This actually leads me to another reason that traditional religion has never worked for me. This may seem personal to Christianity, but don’t worry, it applies to Judaism too. That reason has to do with the Bible. Before I explain, though, everyone should keep in mind that nothing I say is intended to denigrate or question others’ beliefs in said Bible. For others, it’s a sacred text and my comments should be read as my own take on that text, not the sacredness of that text for others. I should have a special font for these disclaimers I spill out from time to time.

Anyhoo, the Bible. Here’s the thing. I haven’t read all of it, so feel free to whip several grains of salt at what I say. I have, however, read other ancient texts as well as the Bible. In an ancient Near East history class with Professor Eva Von Dossow at the University of Minnesota, I read “The Epic of Gilgamesh,” a story that predated the Bible but contains a story that’s remarkably similar to the story of the Flood. It is significantly different in several details, but it is definitely the same story.

Similarly, there are Sumerian texts I remember reading, in which one king or another (I took this class in 2001) claimed to have been found in a basket that had drifted down the river. I don’t know whether these texts predated the Bible or assumed written form at the same time as the Bible, but the point was that these were very similar stories that showed up in different forms with significant differences.

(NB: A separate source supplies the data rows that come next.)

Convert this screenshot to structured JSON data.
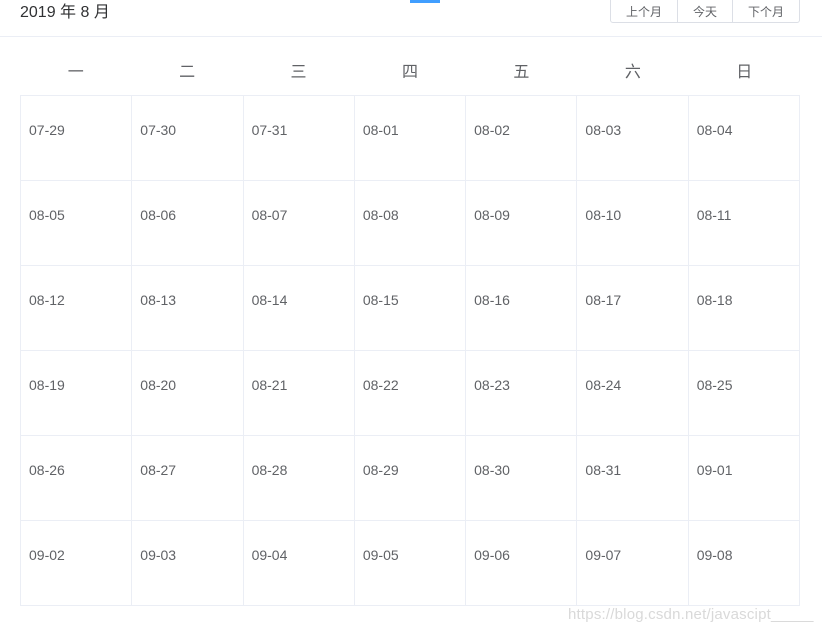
{
  "header": {
    "title": "2019 年 8 月",
    "prev_label": "上个月",
    "today_label": "今天",
    "next_label": "下个月"
  },
  "weekdays": [
    "一",
    "二",
    "三",
    "四",
    "五",
    "六",
    "日"
  ],
  "weeks": [
    [
      "07-29",
      "07-30",
      "07-31",
      "08-01",
      "08-02",
      "08-03",
      "08-04"
    ],
    [
      "08-05",
      "08-06",
      "08-07",
      "08-08",
      "08-09",
      "08-10",
      "08-11"
    ],
    [
      "08-12",
      "08-13",
      "08-14",
      "08-15",
      "08-16",
      "08-17",
      "08-18"
    ],
    [
      "08-19",
      "08-20",
      "08-21",
      "08-22",
      "08-23",
      "08-24",
      "08-25"
    ],
    [
      "08-26",
      "08-27",
      "08-28",
      "08-29",
      "08-30",
      "08-31",
      "09-01"
    ],
    [
      "09-02",
      "09-03",
      "09-04",
      "09-05",
      "09-06",
      "09-07",
      "09-08"
    ]
  ],
  "watermark": "https://blog.csdn.net/javascipt_____",
  "colors": {
    "accent": "#409eff",
    "border": "#ebeef5",
    "text": "#606266"
  }
}
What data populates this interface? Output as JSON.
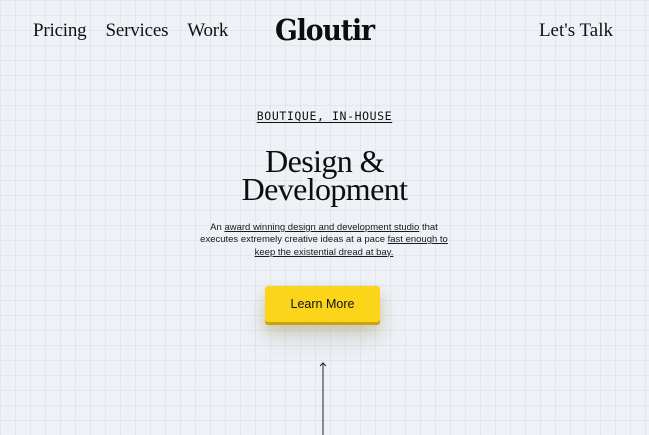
{
  "nav": {
    "links": [
      "Pricing",
      "Services",
      "Work"
    ],
    "logo": "Gloutir",
    "cta": "Let's Talk"
  },
  "hero": {
    "eyebrow": "BOUTIQUE, IN-HOUSE",
    "headline_line1": "Design &",
    "headline_line2": "Development",
    "desc_part1": "An ",
    "desc_link1": "award winning design and development studio",
    "desc_part2": " that executes extremely creative ideas at a pace ",
    "desc_link2": "fast enough to keep the existential dread at bay.",
    "button_label": "Learn More"
  },
  "colors": {
    "background": "#eef1f6",
    "button": "#fbd51a",
    "text": "#111111"
  },
  "icons": {
    "scroll_indicator": "arrow-up-icon"
  }
}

Is that the whole of my point? Why, no, I’ve gotta go on a smidgen more. The remainder of my point is that I saw numerous examples of this, where similar stories showed up over and over in different cultures and at different ties in history, with shifts in names, details, and even meaning. To me, this suggests that stories are recycled and reinterpreted according to the needs of the culture that encounters it. (This happened with Greek myths, Sumerian tales, Egyptian texts, and other cultures whose names I can’t remember because the final for this class is long over.)

For this reason, I have trouble treating the Bible as truly different from other texts that existed at the same time or other stories that circulated prior to written records. I don’t deny it as a source of wisdom, but when the same processes affected the Bible as other texts and stories I have a hard time accepting it as sacred above those texts and stories. Why, when one story is so similar to another, is one sacred while the other is just an old tale?

Sigh.

Relapse. Thanks for all your well wishes. I will be well tomorrow. I have spoken.

Spirit United

The church I’m heading to Sunday is called Spirit United. I’ll add more to this later, but this ought to be interesting.

Ahhhh.

I think we can all agree that colds, nasty winters, and sprained knees are no fun. But it sure is fun to recover from them. I feel better and I feel kind of giddy about that. Next up: Sleeping well at night and minimal nose-blowing! Hee.

Anyway, enough about the healing power of TV and slacking off. I looked a little further into the idea of a mystery religion, since that was mentioned in the Wikipedia entry about esoteric Christianity. Wikipedia suggests that early Christianity may have originally been a mystery religion, which revealed secret knowledge to initiates, that eventually departed from that form to become what it is today.

Religion often interests me because it is also unrevealed history. Leaving aside the parts of it that are sacred to its followers, every religion is also history. Whatever happened to inspire Muhammad to dictate the Koran, there were events that surrounded it, followed it, and even obscured it or shaped it. I believe the same is true of every religion, even if there are many adherents who wish to deny that because of the difference they see between historical time and sacred time. But most of that history is clouded by the amount of time that has passed and the interpretations of those events that have sometimes obscured what “really” happened.

What happened to Noah’s Ark? What was the point of Macchu Picchu? Why do the Mayans think the world will end in 2012? This is my point. At some point, history is a mystery, and that’s part of the appeal for me.